We cannot begin to detail all the types of suffering Christians are enduring around the world today. It is clear, however, that there have been more Christians killed for their faith in the twentieth century, that in all of church history up to this point! It would be impossible to set a pattern for Christians to use to meet each kind of persecution they may encounter, apart from the guidelines the Bible gives us. Even if we could provide such a patterned response, it would be futile, for we are no match for the enemy in our own strength. Our preparation must be in knowing God's Word, in developing an abiding faith in Him, and in daily submission to the Holy Spirit. It is no accident that the verses from Hebrews regarding persecution mentioned earlier are found in the great "faith" chapter. The expressions "by faith" and "through faith" are found 24 times in this chapter.

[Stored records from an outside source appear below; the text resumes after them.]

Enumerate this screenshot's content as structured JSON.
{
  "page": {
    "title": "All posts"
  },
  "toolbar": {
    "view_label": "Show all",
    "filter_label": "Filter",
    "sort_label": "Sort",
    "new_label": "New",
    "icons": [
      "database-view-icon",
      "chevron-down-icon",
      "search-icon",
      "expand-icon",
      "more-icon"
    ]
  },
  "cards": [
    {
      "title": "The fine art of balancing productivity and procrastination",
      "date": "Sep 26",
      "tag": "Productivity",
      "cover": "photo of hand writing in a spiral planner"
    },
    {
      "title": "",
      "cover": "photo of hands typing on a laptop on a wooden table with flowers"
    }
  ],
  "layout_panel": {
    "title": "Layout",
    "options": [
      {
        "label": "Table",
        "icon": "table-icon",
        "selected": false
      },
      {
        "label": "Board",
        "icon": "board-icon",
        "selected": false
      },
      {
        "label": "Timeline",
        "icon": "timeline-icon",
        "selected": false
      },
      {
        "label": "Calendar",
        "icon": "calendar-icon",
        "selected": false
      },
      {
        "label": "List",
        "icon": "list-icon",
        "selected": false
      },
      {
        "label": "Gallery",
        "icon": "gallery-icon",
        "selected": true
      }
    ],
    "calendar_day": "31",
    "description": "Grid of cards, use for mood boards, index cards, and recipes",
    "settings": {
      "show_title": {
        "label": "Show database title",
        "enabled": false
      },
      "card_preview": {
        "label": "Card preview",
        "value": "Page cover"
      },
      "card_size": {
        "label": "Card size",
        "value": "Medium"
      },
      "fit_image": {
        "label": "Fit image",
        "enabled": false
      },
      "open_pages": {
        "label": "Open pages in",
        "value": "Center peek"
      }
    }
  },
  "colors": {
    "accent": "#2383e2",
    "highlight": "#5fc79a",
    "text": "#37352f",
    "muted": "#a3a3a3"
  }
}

Faith opens to us the resources that Paul mentioned in Philippians 4:13, "I can do everything through him who gives me strength."

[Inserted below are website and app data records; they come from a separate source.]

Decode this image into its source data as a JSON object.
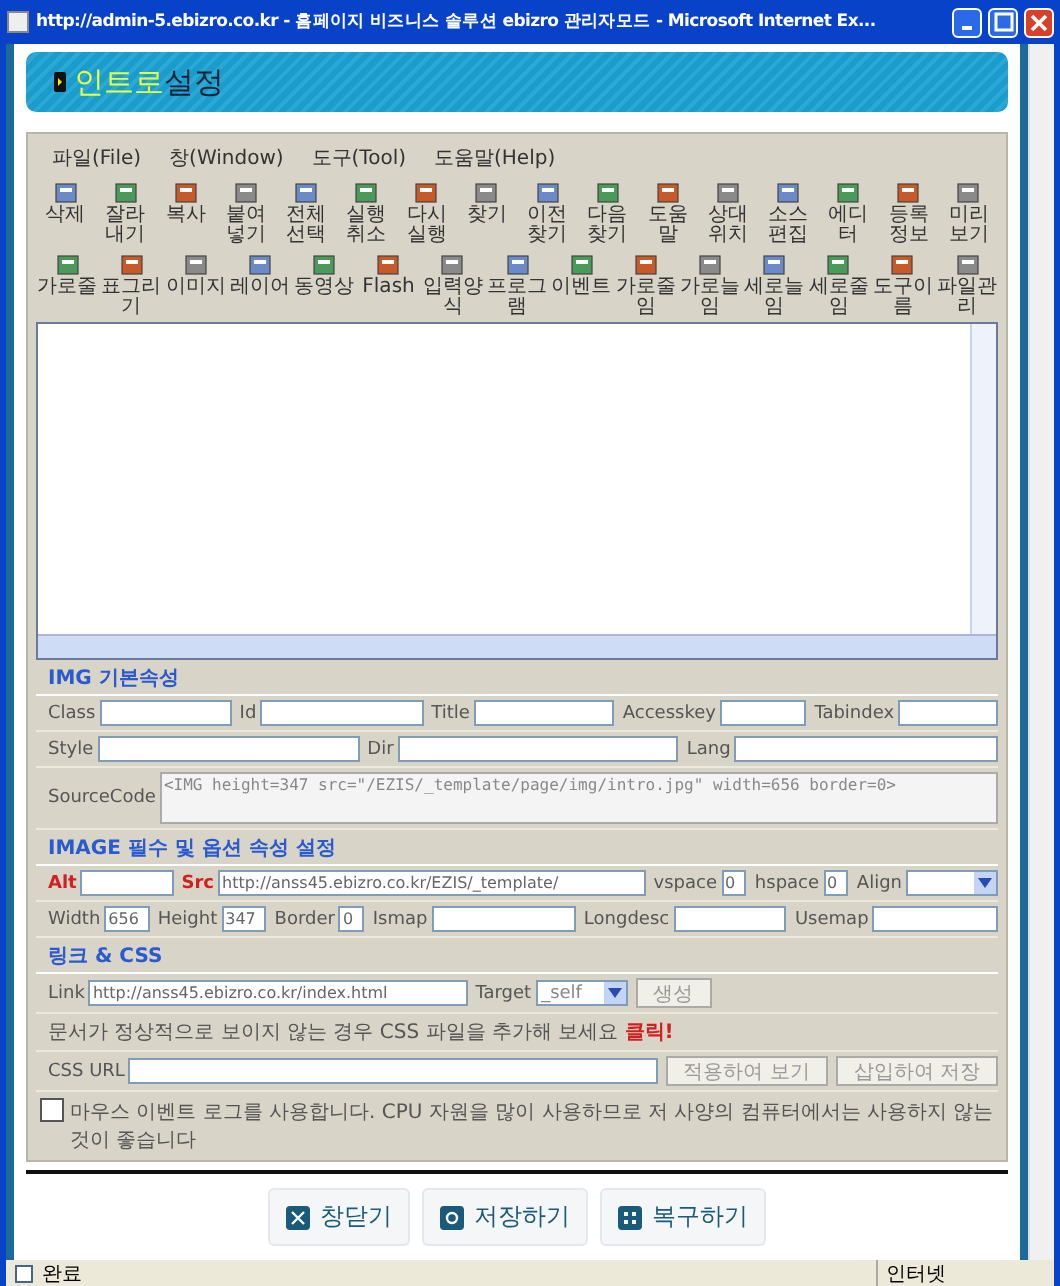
{
  "window": {
    "title": "http://admin-5.ebizro.co.kr - 홈페이지 비즈니스 솔루션 ebizro 관리자모드 - Microsoft Internet Ex..."
  },
  "header": {
    "accent": "인트로",
    "title": "설정"
  },
  "menu": [
    "파일(File)",
    "창(Window)",
    "도구(Tool)",
    "도움말(Help)"
  ],
  "toolbar": [
    [
      "삭제",
      "잘라내기",
      "복사",
      "붙여넣기",
      "전체선택",
      "실행취소",
      "다시실행",
      "찾기",
      "이전찾기",
      "다음찾기",
      "도움말",
      "상대위치",
      "소스편집",
      "에디터",
      "등록정보",
      "미리보기"
    ],
    [
      "가로줄",
      "표그리기",
      "이미지",
      "레이어",
      "동영상",
      "Flash",
      "입력양식",
      "프로그램",
      "이벤트",
      "가로줄임",
      "가로늘임",
      "세로늘임",
      "세로줄임",
      "도구이름",
      "파일관리"
    ]
  ],
  "sections": [
    {
      "title": "IMG 기본속성",
      "lines": [
        {
          "fields": [
            {
              "kind": "input",
              "label": "Class",
              "required": false
            },
            {
              "kind": "input",
              "label": "Id",
              "required": false
            },
            {
              "kind": "input",
              "label": "Title",
              "required": false
            },
            {
              "kind": "input",
              "label": "Accesskey",
              "required": false
            },
            {
              "kind": "input",
              "label": "Tabindex",
              "required": false
            }
          ]
        },
        {
          "fields": [
            {
              "kind": "input",
              "label": "Style",
              "required": false
            },
            {
              "kind": "input",
              "label": "Dir",
              "required": false
            },
            {
              "kind": "input",
              "label": "Lang",
              "required": false
            }
          ]
        },
        {
          "fields": [
            {
              "kind": "textarea",
              "label": "SourceCode",
              "required": false,
              "value": "<IMG height=347 src=\"/EZIS/_template/page/img/intro.jpg\" width=656 border=0>"
            }
          ]
        }
      ]
    },
    {
      "title": "IMAGE 필수 및 옵션 속성 설정",
      "lines": [
        {
          "fields": [
            {
              "kind": "input",
              "label": "Alt",
              "required": true
            },
            {
              "kind": "input",
              "label": "Src",
              "required": true,
              "value": "http://anss45.ebizro.co.kr/EZIS/_template/"
            },
            {
              "kind": "input",
              "label": "vspace",
              "required": false,
              "value": "0"
            },
            {
              "kind": "input",
              "label": "hspace",
              "required": false,
              "value": "0"
            },
            {
              "kind": "select",
              "label": "Align",
              "required": false
            }
          ]
        },
        {
          "fields": [
            {
              "kind": "input",
              "label": "Width",
              "required": false,
              "value": "656"
            },
            {
              "kind": "input",
              "label": "Height",
              "required": false,
              "value": "347"
            },
            {
              "kind": "input",
              "label": "Border",
              "required": false,
              "value": "0"
            },
            {
              "kind": "input",
              "label": "Ismap",
              "required": false
            },
            {
              "kind": "input",
              "label": "Longdesc",
              "required": false
            },
            {
              "kind": "input",
              "label": "Usemap",
              "required": false
            }
          ]
        }
      ]
    },
    {
      "title": "링크 & CSS",
      "lines": [
        {
          "fields": [
            {
              "kind": "input",
              "label": "Link",
              "required": false,
              "value": "http://anss45.ebizro.co.kr/index.html"
            },
            {
              "kind": "select",
              "label": "Target",
              "required": false,
              "value": "_self"
            },
            {
              "kind": "button",
              "text": "생성"
            }
          ]
        },
        {
          "fields": [
            {
              "kind": "notice",
              "text": "문서가 정상적으로 보이지 않는 경우 CSS 파일을 추가해 보세요",
              "link": "클릭!"
            }
          ]
        },
        {
          "fields": [
            {
              "kind": "input",
              "label": "CSS URL",
              "required": false
            },
            {
              "kind": "button",
              "text": "적용하여 보기"
            },
            {
              "kind": "button",
              "text": "삽입하여 저장"
            }
          ]
        }
      ]
    }
  ],
  "option": {
    "label": "마우스 이벤트 로그를 사용합니다. CPU 자원을 많이 사용하므로 저 사양의 컴퓨터에서는 사용하지 않는 것이 좋습니다",
    "checked": false
  },
  "buttons": [
    {
      "kind": "close",
      "label": "창닫기"
    },
    {
      "kind": "save",
      "label": "저장하기"
    },
    {
      "kind": "restore",
      "label": "복구하기"
    }
  ],
  "status_bar": {
    "text": "완료",
    "zone": "인터넷"
  }
}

Suggested Discussion Questions:

1. If you had a choice, would you rather face physical abuse or the public condemnation of your neighbors? Why?

2. What promises from Scripture have you memorized that you can call to mind to strengthen you in a difficult situation'?

* * * * *

Back to the top


Our victorious survival in the midst of persecution depends completely on the strength of Christ. The victory is totally His. When the believer is faced with persecution, he is tempted to fall into one of the following errors: [a] he may renounce his faith and join hands with the enemy; [b] he may totally hide his faith and withdraw into isolation; or [c] he may, in his despair, strike out in open rebellion. All of these are carnal reactions, rather than spiritual reactions. All are possible in our own strength with out any reliance on the Lord.

The error of denial is obvious, but it is one into which unprepared Christians often fall. In fact, all of us have probably been guilty of this sin to varying degrees at different times. Remember that even this sin can be forgiven .

The error of the second approach is more subtle. The believer can retain an inner pride that he has not denied the Lord. But if in fear he totally cuts himself off from other Christians, the enemy will have accomplished the isolation we discussed in lesson Seven, and his spiritual life will wither away. Many Christians have taken this approach when initially faced with persecution and later realized their error. Then they reach out. make contact with other Christians and are restored to Christian fellowship.

The third error mentioned above may have the most long-range negative effects. To openly rebel may seem courageous and stimulates our pride, but such action inevitably provokes a violent response from the authorities and will certainly remove the Christian from society, either by death or imprisonment. The Lord may lead some Christians to this kind of stand, so other believers should never judge someone who turns the wrath of the authorities upon himself in this manner. But it may be that Satan has simply used this approach to remove one who could have been used to assist others.

All three of these errors are most common among those who have not been spiritually prepared for persecution. When the church and each believer in the local fellowship has considered the inevitability of suffering and the Biblical responses to it, victorious survival is not only possible, it is assured.

Suggested Discussion Questions:

1. A study like this might leave one feeling depressed. What should your reaction be as a Christian?

2. Do you know how to respond to strong opposition in a Christ-like manner?

* * * * *

Back to the top | Back to the content page